Provided entries START

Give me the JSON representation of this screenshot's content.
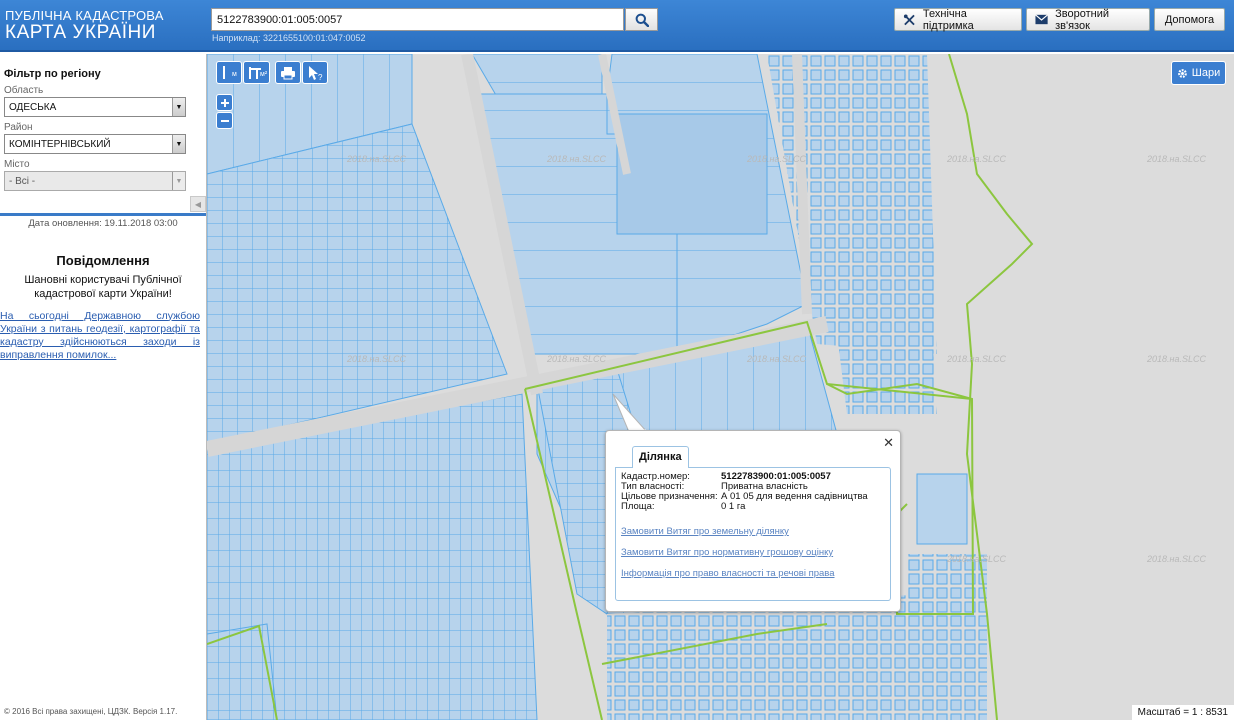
{
  "header": {
    "logo_line1": "ПУБЛІЧНА КАДАСТРОВА",
    "logo_line2": "КАРТА УКРАЇНИ",
    "search_value": "5122783900:01:005:0057",
    "search_hint": "Наприклад: 3221655100:01:047:0052",
    "buttons": {
      "support": "Технічна підтримка",
      "feedback": "Зворотний зв'язок",
      "help": "Допомога"
    }
  },
  "sidebar": {
    "filter_title": "Фільтр по регіону",
    "oblast_label": "Область",
    "oblast_value": "ОДЕСЬКА",
    "rayon_label": "Район",
    "rayon_value": "КОМІНТЕРНІВСЬКИЙ",
    "misto_label": "Місто",
    "misto_value": "- Всі -",
    "updated": "Дата оновлення: 19.11.2018 03:00",
    "notice_title": "Повідомлення",
    "notice_body": "Шановні користувачі Публічної кадастрової карти України!",
    "notice_link": "На сьогодні Державною службою України з питань геодезії, картографії та кадастру здійснюються заходи із виправлення помилок...",
    "copyright": "© 2016 Всі права захищені, ЦДЗК. Версія 1.17."
  },
  "map": {
    "tools": {
      "measure_line": "м",
      "measure_area": "м²"
    },
    "layers_label": "Шари",
    "scale": "Масштаб = 1 : 8531",
    "watermark": "2018.на.SLCC",
    "colors": {
      "parcel_fill": "#b7d3ec",
      "parcel_stroke": "#5aaae8",
      "boundary": "#8cc63f",
      "background": "#dcdcdc"
    }
  },
  "popup": {
    "tab": "Ділянка",
    "rows": [
      {
        "key": "Кадастр.номер:",
        "value": "5122783900:01:005:0057"
      },
      {
        "key": "Тип власності:",
        "value": "Приватна власність"
      },
      {
        "key": "Цільове призначення:",
        "value": "А 01 05 для ведення садівництва"
      },
      {
        "key": "Площа:",
        "value": "0 1 га"
      }
    ],
    "links": [
      "Замовити Витяг про земельну ділянку",
      "Замовити Витяг про нормативну грошову оцінку",
      "Інформація про право власності та речові права"
    ]
  }
}
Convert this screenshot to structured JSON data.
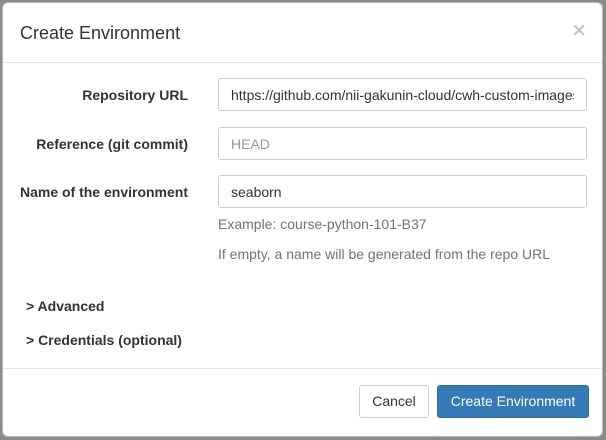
{
  "dialog": {
    "title": "Create Environment",
    "close_label": "×"
  },
  "form": {
    "repository_url": {
      "label": "Repository URL",
      "value": "https://github.com/nii-gakunin-cloud/cwh-custom-images"
    },
    "reference": {
      "label": "Reference (git commit)",
      "placeholder": "HEAD",
      "value": ""
    },
    "environment_name": {
      "label": "Name of the environment",
      "value": "seaborn",
      "help_example": "Example: course-python-101-B37",
      "help_empty": "If empty, a name will be generated from the repo URL"
    }
  },
  "sections": {
    "advanced": "> Advanced",
    "credentials": "> Credentials (optional)"
  },
  "footer": {
    "cancel_label": "Cancel",
    "create_label": "Create Environment"
  },
  "colors": {
    "primary": "#337ab7",
    "backdrop": "#8a8a8a"
  }
}
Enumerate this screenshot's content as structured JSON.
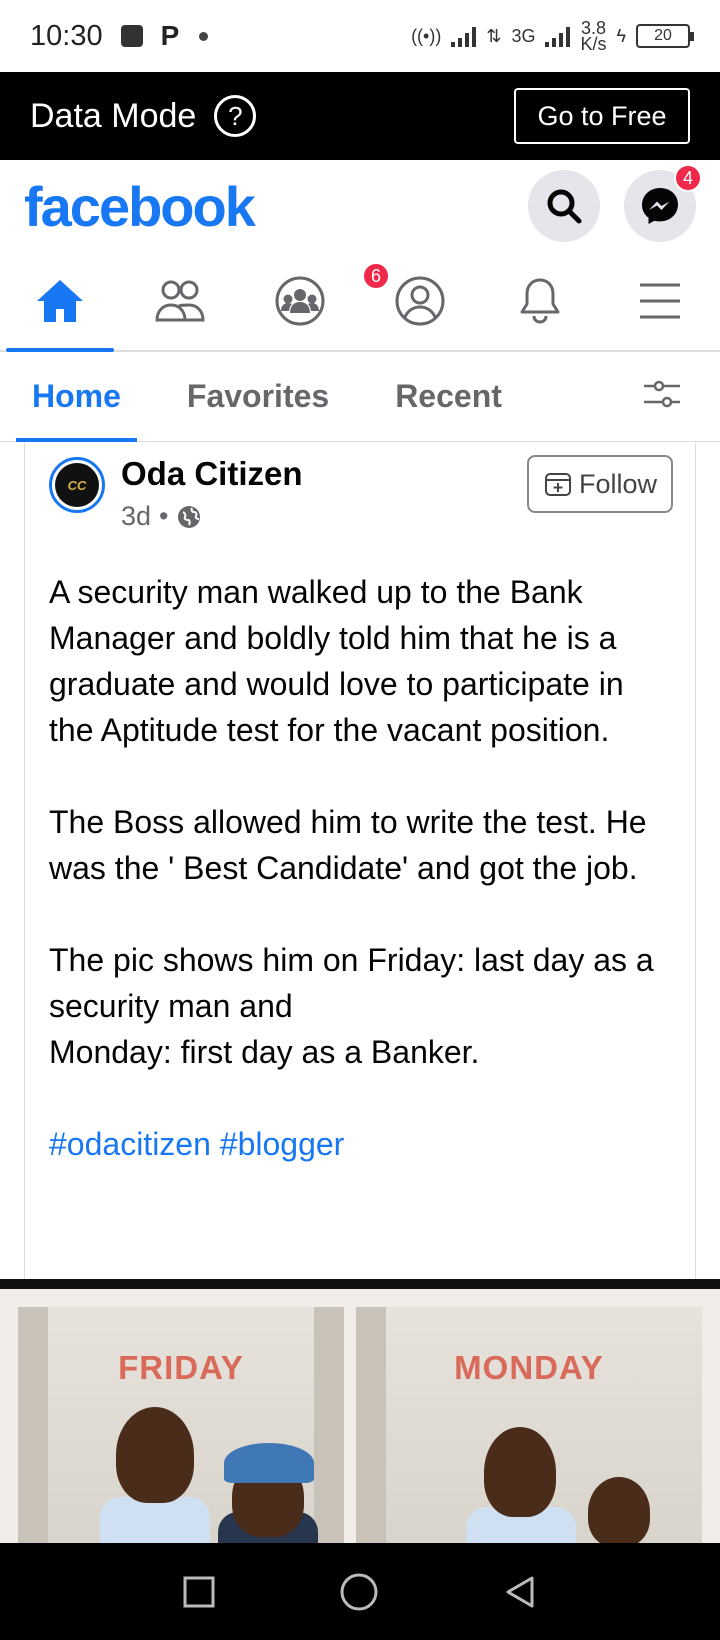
{
  "status_bar": {
    "time": "10:30",
    "network_type": "3G",
    "speed_value": "3.8",
    "speed_unit": "K/s",
    "battery": "20"
  },
  "data_mode": {
    "label": "Data Mode",
    "help_icon": "?",
    "go_free_label": "Go to Free"
  },
  "header": {
    "logo": "facebook",
    "messenger_badge": "4"
  },
  "nav": {
    "groups_badge": "6",
    "active": "home"
  },
  "feed_tabs": [
    {
      "label": "Home",
      "active": true
    },
    {
      "label": "Favorites",
      "active": false
    },
    {
      "label": "Recent",
      "active": false
    }
  ],
  "post": {
    "author": "Oda Citizen",
    "time": "3d",
    "separator": "•",
    "follow_label": "Follow",
    "paragraphs": [
      "A security man walked up to the Bank Manager and boldly told him that he is a graduate and would love to participate in the Aptitude test for the vacant position.",
      "The Boss allowed him to write the test. He was the ' Best Candidate' and got the job.",
      "The pic shows him on Friday: last day as a security man and\nMonday: first day as a Banker."
    ],
    "hashtags": "#odacitizen #blogger",
    "photo_left_caption": "FRIDAY",
    "photo_right_caption": "MONDAY"
  },
  "colors": {
    "brand": "#1877f2",
    "badge": "#f02849",
    "text_secondary": "#65676b"
  }
}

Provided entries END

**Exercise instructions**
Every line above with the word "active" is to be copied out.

**Answer section**
    "active": "home"
      "active": true
      "active": false
      "active": false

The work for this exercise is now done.